ACTION ITEM. Your answer should restate each line of the data below word for word.

Collected data.
****************

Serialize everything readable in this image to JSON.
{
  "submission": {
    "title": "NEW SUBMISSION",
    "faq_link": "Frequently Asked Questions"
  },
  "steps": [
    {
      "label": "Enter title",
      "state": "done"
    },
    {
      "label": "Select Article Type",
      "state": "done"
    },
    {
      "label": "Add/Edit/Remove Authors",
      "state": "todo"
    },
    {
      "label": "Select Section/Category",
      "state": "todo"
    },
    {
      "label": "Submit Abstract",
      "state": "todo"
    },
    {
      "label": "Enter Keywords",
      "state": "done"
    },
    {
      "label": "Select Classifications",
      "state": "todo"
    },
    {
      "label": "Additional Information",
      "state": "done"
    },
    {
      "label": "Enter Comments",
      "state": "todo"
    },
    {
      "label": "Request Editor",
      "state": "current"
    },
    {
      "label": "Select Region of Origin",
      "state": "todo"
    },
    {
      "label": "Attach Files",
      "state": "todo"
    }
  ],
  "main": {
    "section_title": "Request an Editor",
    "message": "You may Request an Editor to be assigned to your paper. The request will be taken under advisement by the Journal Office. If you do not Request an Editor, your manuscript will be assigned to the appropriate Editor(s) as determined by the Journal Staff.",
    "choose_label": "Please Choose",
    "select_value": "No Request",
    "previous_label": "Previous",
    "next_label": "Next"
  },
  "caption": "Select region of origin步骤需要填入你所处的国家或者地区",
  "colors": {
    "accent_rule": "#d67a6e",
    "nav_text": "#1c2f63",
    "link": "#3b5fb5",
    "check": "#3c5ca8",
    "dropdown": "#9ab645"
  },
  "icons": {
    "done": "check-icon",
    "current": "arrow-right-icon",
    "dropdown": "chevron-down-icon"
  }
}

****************

ANSWER BOX.
Serialize everything readable in this image to JSON.
{
  "submission": {
    "title": "NEW SUBMISSION",
    "faq_link": "Frequently Asked Questions"
  },
  "steps": [
    {
      "label": "Enter title",
      "state": "done"
    },
    {
      "label": "Select Article Type",
      "state": "done"
    },
    {
      "label": "Add/Edit/Remove Authors",
      "state": "todo"
    },
    {
      "label": "Select Section/Category",
      "state": "todo"
    },
    {
      "label": "Submit Abstract",
      "state": "todo"
    },
    {
      "label": "Enter Keywords",
      "state": "done"
    },
    {
      "label": "Select Classifications",
      "state": "todo"
    },
    {
      "label": "Additional Information",
      "state": "done"
    },
    {
      "label": "Enter Comments",
      "state": "todo"
    },
    {
      "label": "Request Editor",
      "state": "current"
    },
    {
      "label": "Select Region of Origin",
      "state": "todo"
    },
    {
      "label": "Attach Files",
      "state": "todo"
    }
  ],
  "main": {
    "section_title": "Request an Editor",
    "message": "You may Request an Editor to be assigned to your paper. The request will be taken under advisement by the Journal Office. If you do not Request an Editor, your manuscript will be assigned to the appropriate Editor(s) as determined by the Journal Staff.",
    "choose_label": "Please Choose",
    "select_value": "No Request",
    "previous_label": "Previous",
    "next_label": "Next"
  },
  "caption": "Select region of origin步骤需要填入你所处的国家或者地区",
  "colors": {
    "accent_rule": "#d67a6e",
    "nav_text": "#1c2f63",
    "link": "#3b5fb5",
    "check": "#3c5ca8",
    "dropdown": "#9ab645"
  },
  "icons": {
    "done": "check-icon",
    "current": "arrow-right-icon",
    "dropdown": "chevron-down-icon"
  }
}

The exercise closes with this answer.